This issue, along with the "slope" controversy from the end of March, is apparently about as much as the BBC can bear. According to Clarkson, if he makes "one more offensive remark, anywhere, at any time," the BBC will fire him, a fate he appears to have resigned himself to.
"It's inevitable that one day, someone, somewhere will say that I've offended them, and that will be that," Clarkson wrote.
"I use the F-word pretty much constantly and the C-word (clearly, the C-word is viewed very differently in the UK...) too, especially when I'm talking about James May. But the N-word. No. It's not in my lexicon," Clarkson wrote.
Now, we still aren't really sure what Clarkson said - the video uncovered by The Daily Mirror isn't anywhere near conclusive. Even the speech forensics expert hired by the tabloid was unsure, admitting to a British talk radio station she was only 75-percent certain that the N-word was said, according to BBC News.
"Isn't that what a court of law would consider grounds for acquittal on the basis of 'reasonable doubt'?" Clarkson wrote. That does seem like a pretty fair point, and reinforcement of what many of you thought when watching the video.
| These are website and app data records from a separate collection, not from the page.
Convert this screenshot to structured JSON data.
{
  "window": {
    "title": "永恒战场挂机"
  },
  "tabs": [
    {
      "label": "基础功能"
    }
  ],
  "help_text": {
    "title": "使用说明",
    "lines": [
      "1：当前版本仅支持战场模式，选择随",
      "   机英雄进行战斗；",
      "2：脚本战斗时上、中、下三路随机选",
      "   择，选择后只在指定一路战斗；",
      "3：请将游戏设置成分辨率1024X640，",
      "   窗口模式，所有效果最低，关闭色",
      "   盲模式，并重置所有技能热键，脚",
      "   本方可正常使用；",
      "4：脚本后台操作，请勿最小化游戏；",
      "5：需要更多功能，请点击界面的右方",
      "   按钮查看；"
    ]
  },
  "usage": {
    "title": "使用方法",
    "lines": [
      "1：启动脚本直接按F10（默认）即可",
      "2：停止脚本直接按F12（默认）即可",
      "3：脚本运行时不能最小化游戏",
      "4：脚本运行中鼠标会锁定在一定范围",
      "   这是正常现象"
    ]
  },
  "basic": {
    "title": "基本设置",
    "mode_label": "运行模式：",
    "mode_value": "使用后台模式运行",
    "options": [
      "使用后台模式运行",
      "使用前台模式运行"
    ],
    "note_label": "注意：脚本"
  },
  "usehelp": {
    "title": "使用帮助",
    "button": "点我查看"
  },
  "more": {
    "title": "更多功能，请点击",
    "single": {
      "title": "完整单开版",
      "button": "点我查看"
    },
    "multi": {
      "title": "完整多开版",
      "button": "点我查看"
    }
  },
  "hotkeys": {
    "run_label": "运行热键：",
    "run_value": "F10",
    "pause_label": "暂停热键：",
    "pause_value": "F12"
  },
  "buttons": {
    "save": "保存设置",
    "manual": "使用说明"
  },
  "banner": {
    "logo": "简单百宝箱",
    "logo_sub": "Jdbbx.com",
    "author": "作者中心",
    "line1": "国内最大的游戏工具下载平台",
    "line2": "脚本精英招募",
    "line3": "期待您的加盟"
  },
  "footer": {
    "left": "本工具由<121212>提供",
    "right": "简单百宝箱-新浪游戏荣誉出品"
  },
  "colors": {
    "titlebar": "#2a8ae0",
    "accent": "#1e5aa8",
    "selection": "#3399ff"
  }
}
It's just too difficult to know exactly what he said.
Even with Clarkson's well known (and some might argue, overused) sense of hyperbole, it's fairly clear that the curmudgeonly presenter remains in the hottest of waters following this latest episode.